Researchers believe inflammation of the arteries may explain heart disease in people without other known risk factors -- people with normal cholesterol, low blood pressure and in good physical shape. These patients make up a third of all heart attack cases.

"We've known for years there must be some other cause for coronary artery disease," said cardiologist Basil Margolis of St. Joseph's Hospital in Atlanta. But arterial inflammation has only recently been identified as a possible trigger.

 HEART DISEASE:
  • description
  • risk
  • symptoms
  • treatment
  • prevention
    Source: WebMD
  •  

    The new blood test, combined with a screening for high cholesterol, could help doctors make more accurate diagnoses.

    The study evaluated blood samples from more than 28,000 healthy nurses. Those with the highest levels of c-reactive protein had more than four times the risk of having future heart trouble.

    High levels of both c-reactive protein and cholesterol could be "one of the most sensitive risk indicators of coronary artery disease," Margolis said.

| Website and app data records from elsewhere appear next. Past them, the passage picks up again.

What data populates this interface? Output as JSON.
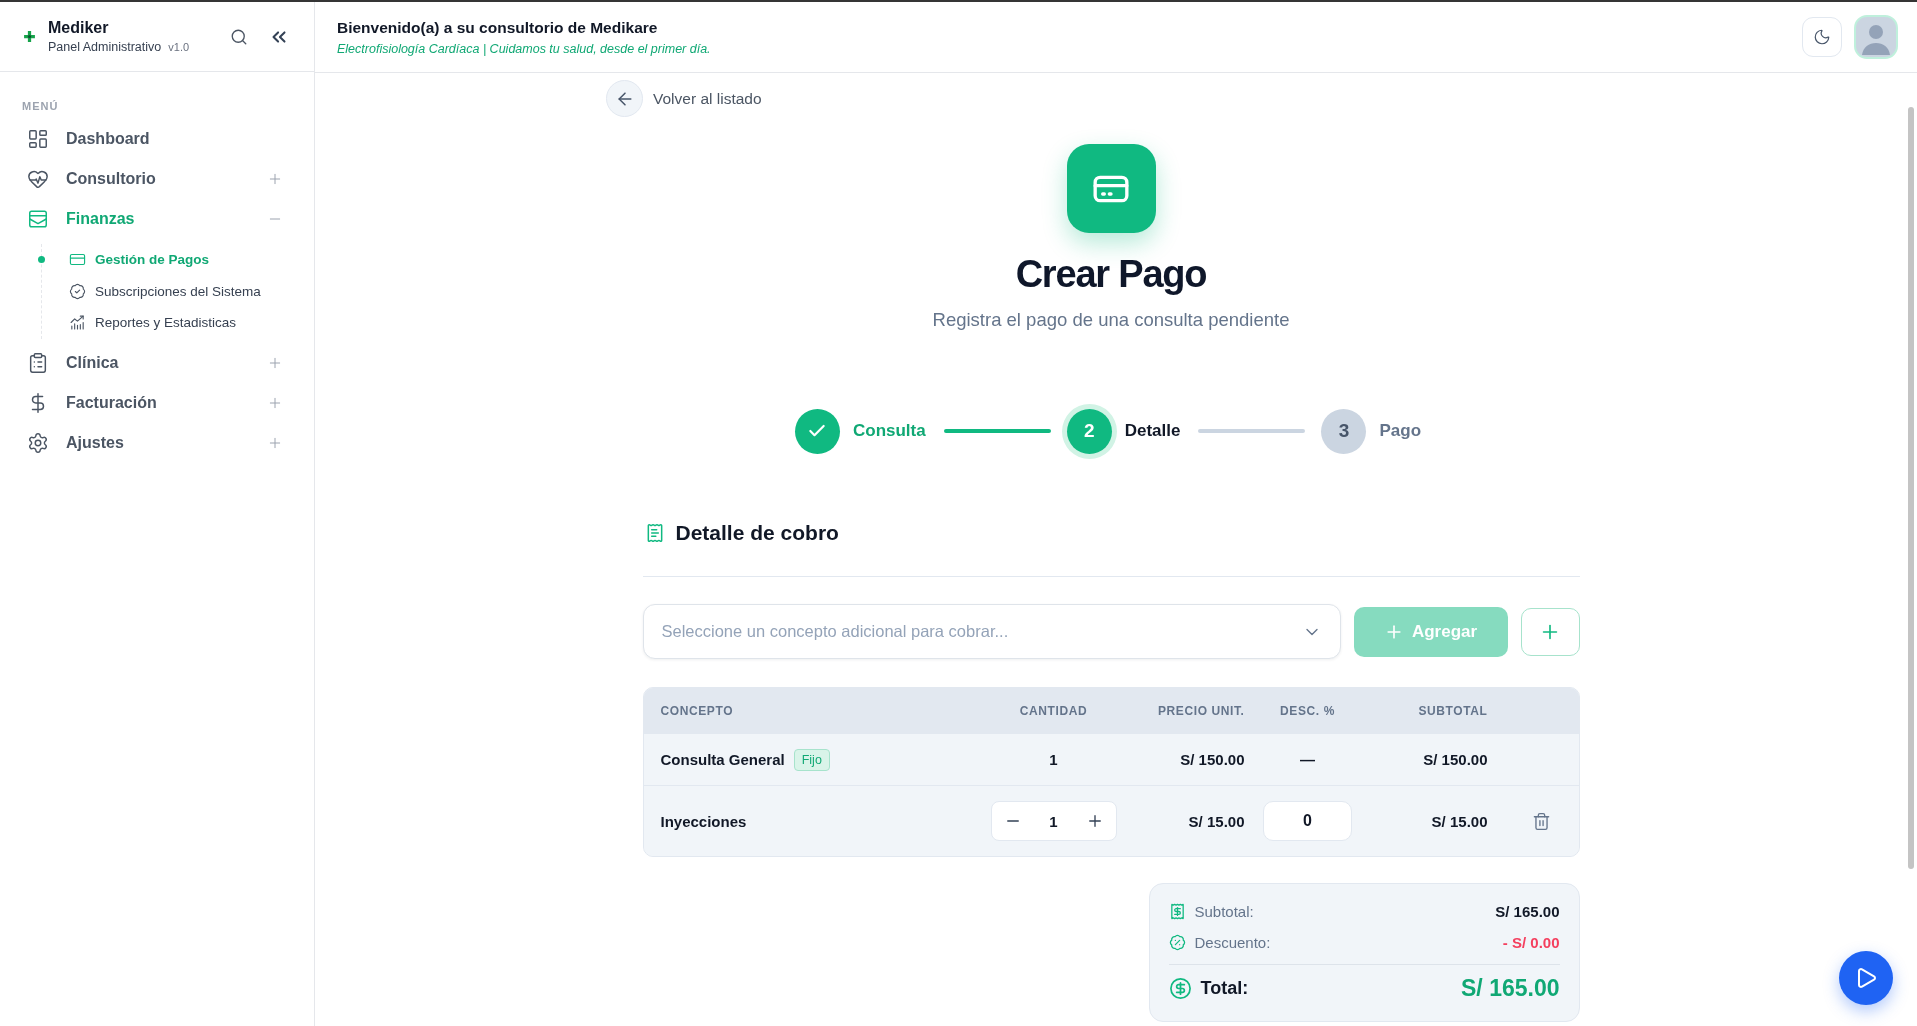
{
  "sidebar": {
    "brand": {
      "name": "Mediker",
      "subtitle": "Panel Administrativo",
      "version": "v1.0"
    },
    "menu_label": "MENÚ",
    "items": [
      {
        "label": "Dashboard",
        "kind": "link",
        "selected": false
      },
      {
        "label": "Consultorio",
        "kind": "group",
        "selected": false,
        "expanded": false
      },
      {
        "label": "Finanzas",
        "kind": "group",
        "selected": true,
        "expanded": true,
        "children": [
          {
            "label": "Gestión de Pagos",
            "selected": true
          },
          {
            "label": "Subscripciones del Sistema",
            "selected": false
          },
          {
            "label": "Reportes y Estadisticas",
            "selected": false
          }
        ]
      },
      {
        "label": "Clínica",
        "kind": "group",
        "selected": false,
        "expanded": false
      },
      {
        "label": "Facturación",
        "kind": "group",
        "selected": false,
        "expanded": false
      },
      {
        "label": "Ajustes",
        "kind": "group",
        "selected": false,
        "expanded": false
      }
    ]
  },
  "header": {
    "title": "Bienvenido(a) a su consultorio de Medikare",
    "subtitle": "Electrofisiología Cardíaca | Cuidamos tu salud, desde el primer día."
  },
  "back_link": {
    "label": "Volver al listado"
  },
  "page": {
    "title": "Crear Pago",
    "subtitle": "Registra el pago de una consulta pendiente"
  },
  "steps": [
    {
      "label": "Consulta",
      "completed": true,
      "selected": false
    },
    {
      "number": "2",
      "label": "Detalle",
      "completed": false,
      "selected": true
    },
    {
      "number": "3",
      "label": "Pago",
      "completed": false,
      "selected": false
    }
  ],
  "section": {
    "title": "Detalle de cobro"
  },
  "concept_select": {
    "placeholder": "Seleccione un concepto adicional para cobrar..."
  },
  "add_button": {
    "label": "Agregar",
    "disabled": true
  },
  "table": {
    "columns": [
      "CONCEPTO",
      "CANTIDAD",
      "PRECIO UNIT.",
      "DESC. %",
      "SUBTOTAL"
    ],
    "rows": [
      {
        "kind": "fixed",
        "concept": "Consulta General",
        "tag": "Fijo",
        "quantity": "1",
        "unit_price": "S/ 150.00",
        "discount": "—",
        "subtotal": "S/ 150.00"
      },
      {
        "kind": "editable",
        "concept": "Inyecciones",
        "quantity": "1",
        "unit_price": "S/ 15.00",
        "discount": "0",
        "subtotal": "S/ 15.00"
      }
    ]
  },
  "summary": {
    "rows": [
      {
        "kind": "subtotal",
        "label": "Subtotal:",
        "value": "S/ 165.00"
      },
      {
        "kind": "discount",
        "label": "Descuento:",
        "value": "- S/ 0.00"
      }
    ],
    "total": {
      "label": "Total:",
      "value": "S/ 165.00"
    }
  }
}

    The Food and Drug Administration approved the c-reactive protein test last November. It is an inexpensive procedure that costs about the same as a cholesterol test.

    For people who do have high levels of c-reactive protein, a class of cholesterol drugs called statins may reduce inflammation in the arteries, study authors found.

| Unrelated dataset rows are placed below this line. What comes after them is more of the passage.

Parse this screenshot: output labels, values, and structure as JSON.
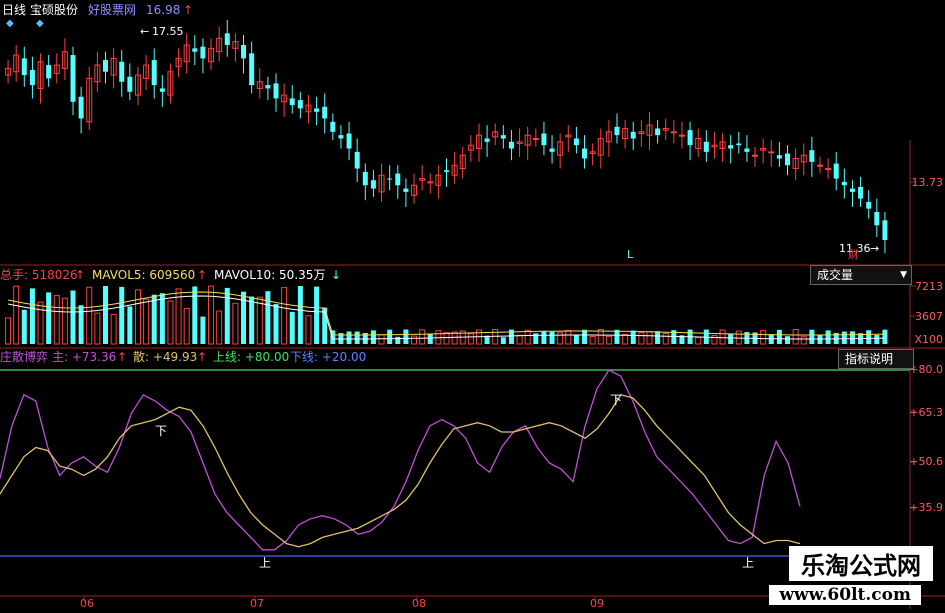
{
  "header": {
    "period": "日线",
    "stock_name": "宝硕股份",
    "formula_name": "好股票网",
    "formula_value": "16.98"
  },
  "price_panel": {
    "high_annotation": "17.55",
    "low_annotation": "11.36",
    "axis_label": "13.73",
    "marker_l": "L",
    "marker_cai": "财"
  },
  "volume_panel": {
    "vol_label": "总手: 518026",
    "mavol5_label": "MAVOL5: 609560",
    "mavol10_label": "MAVOL10: 50.35万",
    "dropdown_label": "成交量",
    "axis_labels": [
      "7213",
      "3607",
      "X100"
    ]
  },
  "indicator_panel": {
    "name": "庄散博弈",
    "zhu_label": "主: +73.36",
    "san_label": "散: +49.93",
    "upper_label": "上线: +80.00",
    "lower_label": "下线: +20.00",
    "explain_button": "指标说明",
    "axis_labels": [
      "+80.0",
      "+65.3",
      "+50.6",
      "+35.9"
    ],
    "marker_down": "下",
    "marker_up": "上"
  },
  "date_axis": [
    "06",
    "07",
    "08",
    "09"
  ],
  "watermark": {
    "title": "乐淘公式网",
    "url": "www.60lt.com"
  },
  "colors": {
    "up": "#ff4040",
    "down": "#54ffff",
    "main_line": "#c050d8",
    "retail_line": "#e0c070",
    "upper_line": "#40e060",
    "lower_line": "#5060ff"
  },
  "chart_data": [
    {
      "type": "candlestick",
      "title": "宝硕股份",
      "close": [
        16.5,
        16.9,
        16.3,
        16.0,
        16.7,
        16.2,
        16.6,
        17.0,
        15.5,
        15.0,
        16.2,
        16.6,
        16.4,
        16.8,
        16.1,
        15.8,
        16.3,
        16.6,
        16.0,
        15.8,
        16.4,
        16.8,
        17.2,
        17.0,
        16.8,
        17.1,
        17.4,
        17.2,
        17.3,
        16.8,
        16.0,
        16.1,
        15.9,
        15.6,
        15.7,
        15.4,
        15.3,
        15.4,
        15.2,
        15.0,
        14.6,
        14.4,
        14.1,
        13.5,
        13.0,
        12.9,
        13.3,
        13.2,
        13.0,
        12.8,
        13.0,
        13.2,
        13.1,
        13.3,
        13.4,
        13.6,
        13.9,
        14.2,
        14.5,
        14.3,
        14.6,
        14.4,
        14.1,
        14.3,
        14.5,
        14.4,
        14.2,
        14.0,
        14.3,
        14.5,
        14.2,
        13.8,
        14.0,
        14.4,
        14.6,
        14.5,
        14.7,
        14.4,
        14.6,
        14.8,
        14.5,
        14.7,
        14.6,
        14.5,
        14.2,
        14.4,
        14.0,
        14.2,
        14.3,
        14.1,
        14.2,
        14.0,
        13.9,
        14.1,
        14.0,
        13.8,
        13.6,
        13.8,
        13.9,
        13.7,
        13.6,
        13.5,
        13.2,
        13.0,
        12.8,
        12.6,
        12.3,
        11.8,
        11.36
      ],
      "high_annotation": 17.55,
      "low_annotation": 11.36
    },
    {
      "type": "bar",
      "title": "成交量",
      "series": [
        {
          "name": "总手",
          "values": []
        },
        {
          "name": "MAVOL5",
          "values": []
        },
        {
          "name": "MAVOL10",
          "values": []
        }
      ],
      "ylim": [
        0,
        7213
      ],
      "yticks": [
        "7213",
        "3607"
      ]
    },
    {
      "type": "line",
      "title": "庄散博弈",
      "ylim": [
        20,
        85
      ],
      "yticks": [
        "+80.0",
        "+65.3",
        "+50.6",
        "+35.9"
      ],
      "series": [
        {
          "name": "主",
          "values": [
            45,
            62,
            72,
            70,
            55,
            46,
            50,
            52,
            49,
            47,
            55,
            66,
            72,
            70,
            67,
            65,
            60,
            50,
            40,
            34,
            30,
            26,
            22,
            22,
            25,
            30,
            32,
            33,
            32,
            30,
            27,
            28,
            31,
            36,
            44,
            54,
            62,
            64,
            62,
            58,
            50,
            47,
            55,
            60,
            62,
            55,
            50,
            48,
            44,
            62,
            74,
            80,
            78,
            70,
            60,
            52,
            48,
            44,
            40,
            35,
            30,
            25,
            24,
            26,
            46,
            57,
            50,
            36
          ],
          "current": 73.36
        },
        {
          "name": "散",
          "values": [
            40,
            46,
            52,
            55,
            54,
            49,
            48,
            46,
            48,
            52,
            58,
            62,
            63,
            64,
            66,
            68,
            67,
            62,
            55,
            47,
            40,
            34,
            30,
            27,
            24,
            23,
            24,
            26,
            27,
            28,
            29,
            31,
            33,
            35,
            38,
            43,
            50,
            56,
            61,
            62,
            63,
            62,
            60,
            60,
            61,
            62,
            63,
            62,
            60,
            58,
            61,
            66,
            72,
            71,
            67,
            62,
            58,
            54,
            50,
            46,
            40,
            34,
            30,
            27,
            24,
            25,
            25,
            24
          ],
          "current": 49.93
        },
        {
          "name": "上线",
          "values": [
            80
          ],
          "current": 80.0
        },
        {
          "name": "下线",
          "values": [
            20
          ],
          "current": 20.0
        }
      ]
    }
  ]
}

    Scientists are still trying to understand how inflammation plays a role in heart disease. In the meantime, researchers believe this new test can help identify thousands of healthy people who may be at risk of heart attack.



    RELATED STORIES:
    y: The push and pull of medical headlines
    March 2000
    Study: Junk food raises teens' risk of heart disease
    March 14, 2000
    Hormone therapy fails to slow heart disease in older women, study finds
    March 13, 2000
    Vitamin E may not reduce heart disease risk, new study says
    January 20, 2000
    Pumping down the cholesterol
    September 22, 1999

    RELATED SITES:
    New England Journal of Medicine
    American Heart Association
    Food and Drug Administration
    Brigham and Women's Hospital
    Saint Joseph's Hospital of Atlanta


    Note: Pages will open in a new browser window
    External sites are not endorsed by CNN Interactive.
     Search   

    Back to the top   © 2001 Cable News Network. All Rights Reserved.
    Terms under which this service is provided to you.
    Read our privacy guidelines.